Rick Lytle, Online Editor-in-Chief

There are 151 days until the Cubs and White Sox play again, the NFL trade deadline passed and Mitch Trubisky is still our quarterback, the Blackhawks are 3-5-2 and we can hope for an average at best season from the Bulls. What do we need? NCAA Football ‘20. 

The legendary (but currently discontinued) video game is centered around NCAA College Football. Starting with ‘Bill Walsh College Football’ in 1993 and ending with ‘NCAA Football 14’, the 21 releases were all part of one of the most successful series that EA Sports has developed. The final edition EA Sports created, NCAA Football 14, sold over one million copies. 

On Oct. 29, 2019, the NCAA Board of Governors, under pressure from some state governments, unanimously agreed to begin the process of amending rules relating to players profiting from their likeness and image. This decision appears to be a step towards reversing the rules that led to the game being discontinued. Players not being allowed to profit from appearing in the game was part of a dispute that led to the series ceasing production. If the players can in fact profit, the door could be opened for a return to video games featuring collegiate sports and athletes.

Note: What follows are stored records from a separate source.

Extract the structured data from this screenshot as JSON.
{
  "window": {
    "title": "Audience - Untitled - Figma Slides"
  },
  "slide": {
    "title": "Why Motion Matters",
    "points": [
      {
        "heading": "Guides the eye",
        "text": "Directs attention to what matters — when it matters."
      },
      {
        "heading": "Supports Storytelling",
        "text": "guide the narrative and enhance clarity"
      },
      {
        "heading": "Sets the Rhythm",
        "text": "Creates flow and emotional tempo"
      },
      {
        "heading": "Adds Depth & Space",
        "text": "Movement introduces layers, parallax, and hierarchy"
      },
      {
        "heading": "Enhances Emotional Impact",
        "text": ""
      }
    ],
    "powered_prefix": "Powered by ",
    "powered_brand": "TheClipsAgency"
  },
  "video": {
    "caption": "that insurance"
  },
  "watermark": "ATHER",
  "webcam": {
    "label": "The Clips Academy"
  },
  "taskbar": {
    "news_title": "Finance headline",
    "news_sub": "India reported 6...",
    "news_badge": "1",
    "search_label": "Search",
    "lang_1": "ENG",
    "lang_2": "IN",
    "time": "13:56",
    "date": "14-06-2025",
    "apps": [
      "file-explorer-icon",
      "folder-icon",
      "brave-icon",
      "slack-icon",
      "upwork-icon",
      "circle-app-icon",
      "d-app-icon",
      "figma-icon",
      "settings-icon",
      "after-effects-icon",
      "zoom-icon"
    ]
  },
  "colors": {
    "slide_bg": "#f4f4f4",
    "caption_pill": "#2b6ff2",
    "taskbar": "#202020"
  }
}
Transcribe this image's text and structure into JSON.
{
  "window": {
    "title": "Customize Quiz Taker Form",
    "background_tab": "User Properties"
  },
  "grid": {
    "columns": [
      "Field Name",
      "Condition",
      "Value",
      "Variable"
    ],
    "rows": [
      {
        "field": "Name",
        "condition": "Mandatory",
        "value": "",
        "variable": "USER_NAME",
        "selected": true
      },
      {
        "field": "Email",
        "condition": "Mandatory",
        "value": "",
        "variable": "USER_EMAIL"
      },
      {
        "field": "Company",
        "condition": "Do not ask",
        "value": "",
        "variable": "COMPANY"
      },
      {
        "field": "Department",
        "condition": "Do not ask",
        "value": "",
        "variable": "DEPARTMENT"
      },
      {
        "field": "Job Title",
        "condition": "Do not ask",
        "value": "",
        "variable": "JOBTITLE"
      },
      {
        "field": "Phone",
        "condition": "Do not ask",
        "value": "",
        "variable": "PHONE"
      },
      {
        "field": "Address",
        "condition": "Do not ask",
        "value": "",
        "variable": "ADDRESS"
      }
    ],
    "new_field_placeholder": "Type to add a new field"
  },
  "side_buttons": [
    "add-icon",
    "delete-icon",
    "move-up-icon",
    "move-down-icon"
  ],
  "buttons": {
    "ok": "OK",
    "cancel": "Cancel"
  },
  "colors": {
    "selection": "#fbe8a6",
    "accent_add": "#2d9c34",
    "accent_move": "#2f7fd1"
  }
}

Assuming the players are interested in making money, which would seem like a logical conclusion, then the ball would be in EA’s court. At a conference earlier in October, EA CEO Andrew Wilson said EA “would jump for the opportunity” to return to making their video games featuring college sports. As for the NCAA? Many hurdles remain.

The NCAA Board of Governors certainly didn’t want to support college athletes getting paid in certain circumstances, claiming it would be the end of amateurism in college sports. The California state government forced their hand when they passed California Senate Bill 206, more commonly known as the Fair Pay to Play Act, which was signed into law by California Gov. Gavin Newsom on Sept. 30. In short, the bill required that by 2023, NCAA athletes in California would be able to profit from their name, image, and likeness. With other states beginning to introduce similar legislation, the NCAA became worried about a competitive inequality between member schools. The announcement today is a result of these events. 

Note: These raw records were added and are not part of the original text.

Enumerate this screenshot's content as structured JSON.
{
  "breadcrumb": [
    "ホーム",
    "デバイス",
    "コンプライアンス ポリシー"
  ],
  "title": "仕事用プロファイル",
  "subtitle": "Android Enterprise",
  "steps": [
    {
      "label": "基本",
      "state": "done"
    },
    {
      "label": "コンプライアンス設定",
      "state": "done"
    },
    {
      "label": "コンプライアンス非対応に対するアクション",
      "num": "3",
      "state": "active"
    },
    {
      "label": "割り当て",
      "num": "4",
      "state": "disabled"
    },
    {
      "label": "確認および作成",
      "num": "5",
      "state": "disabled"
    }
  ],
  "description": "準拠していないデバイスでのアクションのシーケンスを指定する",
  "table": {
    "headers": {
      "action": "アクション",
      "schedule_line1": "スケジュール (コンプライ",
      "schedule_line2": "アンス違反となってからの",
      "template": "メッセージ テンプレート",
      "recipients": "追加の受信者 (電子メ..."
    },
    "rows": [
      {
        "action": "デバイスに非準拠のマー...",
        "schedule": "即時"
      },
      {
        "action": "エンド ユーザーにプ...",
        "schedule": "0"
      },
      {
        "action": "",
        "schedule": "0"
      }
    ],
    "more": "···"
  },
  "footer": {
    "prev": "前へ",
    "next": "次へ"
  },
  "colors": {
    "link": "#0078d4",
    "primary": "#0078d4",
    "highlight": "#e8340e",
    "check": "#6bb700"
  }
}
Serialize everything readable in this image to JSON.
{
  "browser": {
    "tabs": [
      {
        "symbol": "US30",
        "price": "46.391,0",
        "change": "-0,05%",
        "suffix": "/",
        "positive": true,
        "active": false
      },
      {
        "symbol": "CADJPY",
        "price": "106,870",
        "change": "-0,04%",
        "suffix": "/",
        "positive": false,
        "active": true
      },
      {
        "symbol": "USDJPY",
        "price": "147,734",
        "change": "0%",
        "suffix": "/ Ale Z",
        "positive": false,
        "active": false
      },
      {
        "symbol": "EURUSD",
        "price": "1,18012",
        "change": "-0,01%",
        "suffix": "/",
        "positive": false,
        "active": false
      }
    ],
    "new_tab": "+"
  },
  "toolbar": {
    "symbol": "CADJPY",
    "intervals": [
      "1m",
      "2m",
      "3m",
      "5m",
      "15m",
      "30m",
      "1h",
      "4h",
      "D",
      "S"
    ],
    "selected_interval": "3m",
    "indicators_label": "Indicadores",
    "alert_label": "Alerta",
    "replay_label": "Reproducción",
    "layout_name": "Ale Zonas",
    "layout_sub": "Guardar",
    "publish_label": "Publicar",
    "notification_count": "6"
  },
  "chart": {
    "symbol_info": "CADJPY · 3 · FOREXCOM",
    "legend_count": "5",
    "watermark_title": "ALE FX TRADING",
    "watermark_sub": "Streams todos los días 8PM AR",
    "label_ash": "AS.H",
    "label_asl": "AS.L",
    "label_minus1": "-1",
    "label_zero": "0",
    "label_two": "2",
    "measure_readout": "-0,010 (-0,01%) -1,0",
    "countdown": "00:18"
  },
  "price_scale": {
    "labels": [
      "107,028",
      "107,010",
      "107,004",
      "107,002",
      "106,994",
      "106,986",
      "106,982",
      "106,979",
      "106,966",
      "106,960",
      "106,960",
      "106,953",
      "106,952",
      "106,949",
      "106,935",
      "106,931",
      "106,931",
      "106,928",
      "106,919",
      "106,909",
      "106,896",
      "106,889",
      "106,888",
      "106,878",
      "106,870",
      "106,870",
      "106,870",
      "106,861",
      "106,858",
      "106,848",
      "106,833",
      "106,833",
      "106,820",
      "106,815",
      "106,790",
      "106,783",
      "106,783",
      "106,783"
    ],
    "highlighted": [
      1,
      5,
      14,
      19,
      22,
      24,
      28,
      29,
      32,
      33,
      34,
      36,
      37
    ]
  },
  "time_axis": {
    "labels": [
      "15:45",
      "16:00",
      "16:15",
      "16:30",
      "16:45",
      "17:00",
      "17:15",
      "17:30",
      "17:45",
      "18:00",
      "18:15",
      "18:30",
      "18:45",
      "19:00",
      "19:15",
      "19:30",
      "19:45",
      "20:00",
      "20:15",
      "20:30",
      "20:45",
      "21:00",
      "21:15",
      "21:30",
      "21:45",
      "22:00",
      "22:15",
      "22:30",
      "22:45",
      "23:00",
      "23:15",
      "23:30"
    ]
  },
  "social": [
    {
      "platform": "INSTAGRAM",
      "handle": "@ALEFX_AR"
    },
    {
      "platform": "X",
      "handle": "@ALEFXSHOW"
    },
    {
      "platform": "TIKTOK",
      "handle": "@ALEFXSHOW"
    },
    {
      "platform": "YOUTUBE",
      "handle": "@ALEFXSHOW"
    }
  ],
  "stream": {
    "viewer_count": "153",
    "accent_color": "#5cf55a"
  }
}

While the depth and effect of the announcement today is not yet fully understood, we may have just moved a step closer to lifting the College Football Playoff National Championship trophy with Joe Burrow (or Coach O, your choice), throwing for 400 yards and rushing for another 200 with Justin Fields or, if you really want to ruin you friendship, running the option with Jalen Hurts and the rest of the Sooners backfield the entire game.